Nearly three years after Avnet added Cisco to its line card as a data center partner, it's become one of the more visible distribution players in the Cisco mix, especially where Cisco's Unified Computing System is concerned.
That's thanks in no small part to Avnet's own industry heft, and the growth of UCS since its March 2009 unveiling as well. As a new entrant into the server market, it's been a needed home run for Cisco, especially during the painful restructuring the networking king mounted starting in 2011.
But Avnet also occupies a unique place among Cisco distributors in that it's a $25.7 billion company -- Cisco's first data center specialty distributor in the U.S. -- not focused on any other major Cisco lines. Avnet's Cisco purview won't expand anytime soon, insist Avnet and Cisco executives, because the data center opportunity around Cisco, UCS, Nexus and other related products, and ecosystem partners such as EMC and NetApp, is a total addressable market well into the billions on its own.
"We're very comfortable with each other," Jeff Bawol, president, Avnet Technology Solutions, Americas, told CRN in a recent interview. "The energy with them and the cultural alignments were there from the beginning."
The growth of Cisco's overall distribution business in the past two years has been one of its best-kept secrets -- a gradual ascent, behind the scenes, while macro-events such as a supply chain crisis in 2010 and Cisco's retrenching away from scores of "market adjacencies" and back toward core priorities claimed most of the headlines.
Scott Brown, Cisco vice president, worldwide distribution, recently confirmed to CRN that after several years of flat sales, Cisco's distribution revenue grew from $9.6 billion to $13 billion from 2010 to 2012, and now accounts for more than 28 percent of Cisco's $46 billion in annual revenue. Cisco maintains approximately 170 distributors worldwide, from global powers such as Ingram Micro, Tech Data and Westcon Group's Comstor business to a constellation of regional distributors and specialty houses.
Avnet's role in that mix, however, is quite specific. For starters, it's both a configure-to-order (CTO) and build-to-order (BTO) distributor for Cisco UCS. It has an L6 designation -- a Cisco manufacturing term meaning that Avnet is authorized to build servers from the ground up, combining sheet metal, processors, power supplies and all other necessary components.
"Avnet was the first distributor to earn this Cisco designation," Brown said. "It provides partners with a flexible and rapid delivery of custom data center solutions to customers."

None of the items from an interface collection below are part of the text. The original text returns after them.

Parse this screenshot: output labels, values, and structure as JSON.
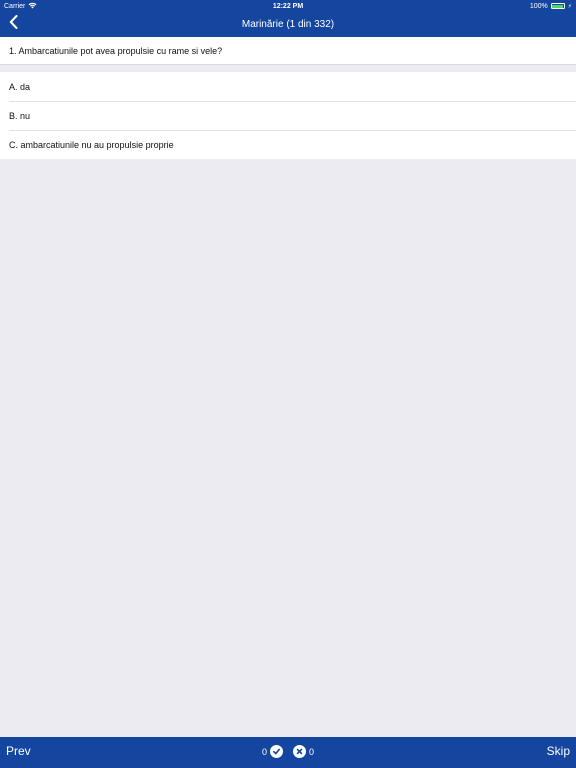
{
  "status_bar": {
    "carrier": "Carrier",
    "time": "12:22 PM",
    "battery_percent": "100%"
  },
  "nav": {
    "title": "Marinărie (1 din 332)",
    "back_icon": "chevron-left-icon"
  },
  "question": {
    "text": "1. Ambarcatiunile pot avea propulsie cu rame si vele?"
  },
  "answers": [
    {
      "label": "A. da"
    },
    {
      "label": "B. nu"
    },
    {
      "label": "C. ambarcatiunile nu au propulsie proprie"
    }
  ],
  "toolbar": {
    "prev_label": "Prev",
    "skip_label": "Skip",
    "correct_count": "0",
    "wrong_count": "0",
    "correct_icon": "checkmark-circle-icon",
    "wrong_icon": "x-circle-icon"
  },
  "colors": {
    "brand_blue": "#1446a0",
    "background": "#ebebf1",
    "battery_green": "#4cd964"
  }
}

Avnet declined to provide its exact Cisco numbers, but Darren Adams, general manager and vice president of Avnet's Cisco Solutions Group, said Avnet transacts Cisco data center deals with more than 100 partners per quarter. The L6 designation has proven huge, he said, because it gives Avnet the advantage of being able to build UCS servers and prioritize its role in the supply chain with that flexibility. But Avnet also has staffed the opportunity aggressively from a sales perspective.
"All of our Cisco-quota-carrying individuals have a Cisco DCUCAM [Data Center Unified Computing for Account Managers] certification," Adams said. "Half of our field sales force carries that."

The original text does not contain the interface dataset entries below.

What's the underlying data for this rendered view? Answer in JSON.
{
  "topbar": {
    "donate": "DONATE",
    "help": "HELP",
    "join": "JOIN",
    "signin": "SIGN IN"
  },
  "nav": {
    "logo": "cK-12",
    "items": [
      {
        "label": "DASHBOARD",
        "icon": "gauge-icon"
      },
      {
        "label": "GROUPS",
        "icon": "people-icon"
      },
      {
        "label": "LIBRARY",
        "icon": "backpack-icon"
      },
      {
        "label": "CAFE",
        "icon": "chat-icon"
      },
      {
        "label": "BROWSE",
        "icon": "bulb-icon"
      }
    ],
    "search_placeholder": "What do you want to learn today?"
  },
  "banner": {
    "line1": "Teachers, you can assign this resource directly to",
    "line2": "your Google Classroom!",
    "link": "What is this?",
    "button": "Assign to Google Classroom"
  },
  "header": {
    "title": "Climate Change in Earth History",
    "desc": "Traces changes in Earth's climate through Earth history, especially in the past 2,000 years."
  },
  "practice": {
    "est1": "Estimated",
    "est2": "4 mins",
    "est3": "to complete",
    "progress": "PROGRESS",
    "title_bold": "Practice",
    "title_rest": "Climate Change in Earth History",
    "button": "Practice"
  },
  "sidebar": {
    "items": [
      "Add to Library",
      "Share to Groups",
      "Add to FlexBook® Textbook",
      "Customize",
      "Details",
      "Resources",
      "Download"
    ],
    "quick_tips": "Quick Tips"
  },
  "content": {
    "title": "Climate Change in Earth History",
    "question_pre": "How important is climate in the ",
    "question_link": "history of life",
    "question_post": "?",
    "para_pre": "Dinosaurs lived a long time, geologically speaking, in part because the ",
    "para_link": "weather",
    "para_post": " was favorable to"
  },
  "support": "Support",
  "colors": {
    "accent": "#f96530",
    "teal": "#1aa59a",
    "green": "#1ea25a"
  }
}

The growth of UCS for Cisco might limit some of Avnet's specialty in the future; Ingram Micro, for example, was just confirmed as a UCS B-series and C-series BTO partner in the U.S. for Cisco. But Avnet also is broadening its Cisco relationship in other ways.
Earlier this year, it hosted a second Avnet-Cisco Executive Summit, a conference specific to data center solution providers building Cisco-centric solutions. And although the Avnet-Cisco relationship initially covered the U.S., Avnet will expand its Cisco purview through it's planned acquisition of Stuttgart, Germany-based Magirus Group, which serves similar Cisco data center distribution needs in the EMEA region.
Bawol believes Cisco has been successful with UCS because it addresses how customers are looking to buy infrastructure: as line-of-business architecture rather than networked pieces of IT. Avnet's various solution-selling programs have been trying to address that same customer interest, he said, not only with Cisco but also in its major practices with Hewlett-Packard, IBM and other vendors.
"It used to be a separate sales process depending on the department, but what's happening is that convergence, and our approach to solutions and solutions distribution and vertical focuses, plays right into that convergence," Bawol said.
Avnet supports both of the major UCS-centric converged infrastructure plays -- the VCE-led Vblock model, which ties Cisco, EMC and VMware technology together in a tightly integrated stack, and the FlexPod model, a reference architecture for building with Cisco, NetApp and VMware -- and Adams said there's more than enough market opportunity for each.
Solution providers have been happy with how they can build sophisticated network and computing stacks around Cisco's UCS vision, Adams said.
"Cisco looked at the whole architectural picture from the ground up," Adams said. "They looked at virtualization and what the effect was going to be there and designed UCS to go after that. It's done a great job as a piece of converged infrastructure and the building of that cloud-based network solution."
PUBLISHED SEPT. 19, 2012